● **TASK MATERIAL**:
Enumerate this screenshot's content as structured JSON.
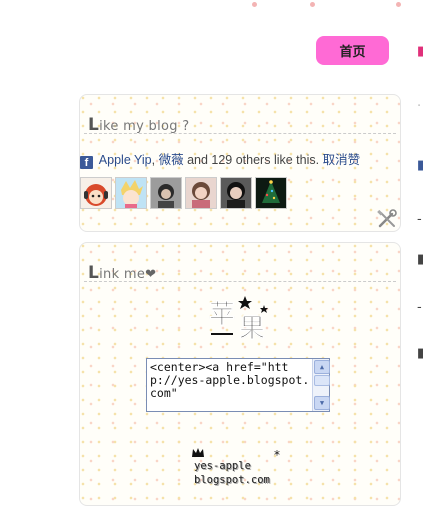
{
  "nav": {
    "home_label": "首页"
  },
  "like_widget": {
    "title_cap": "L",
    "title_rest": "ike my blog ?",
    "fb_icon_glyph": "f",
    "friend_1": "Apple Yip",
    "separator": ", ",
    "friend_2": "微薇",
    "others_text": " and 129 others like this. ",
    "unlike_label": "取消赞",
    "avatar_colors": [
      "#d94a2b",
      "#e8a0a8",
      "#3a3a3a",
      "#c89a8a",
      "#2c2c2c",
      "#1f6b3a"
    ]
  },
  "link_widget": {
    "title_cap": "L",
    "title_rest": "ink me",
    "title_heart": "❤",
    "code_text": "<center><a href=\"http://yes-apple.blogspot.com\"",
    "logo_line1": "yes-apple",
    "logo_line2": "blogspot.com"
  }
}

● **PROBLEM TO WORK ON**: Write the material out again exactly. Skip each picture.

● **RESPONSE BELOW**:
Enumerate this screenshot's content as structured JSON.
{
  "nav": {
    "home_label": "首页"
  },
  "like_widget": {
    "title_cap": "L",
    "title_rest": "ike my blog ?",
    "fb_icon_glyph": "f",
    "friend_1": "Apple Yip",
    "separator": ", ",
    "friend_2": "微薇",
    "others_text": " and 129 others like this. ",
    "unlike_label": "取消赞",
    "avatar_colors": [
      "#d94a2b",
      "#e8a0a8",
      "#3a3a3a",
      "#c89a8a",
      "#2c2c2c",
      "#1f6b3a"
    ]
  },
  "link_widget": {
    "title_cap": "L",
    "title_rest": "ink me",
    "title_heart": "❤",
    "code_text": "<center><a href=\"http://yes-apple.blogspot.com\"",
    "logo_line1": "yes-apple",
    "logo_line2": "blogspot.com"
  }
}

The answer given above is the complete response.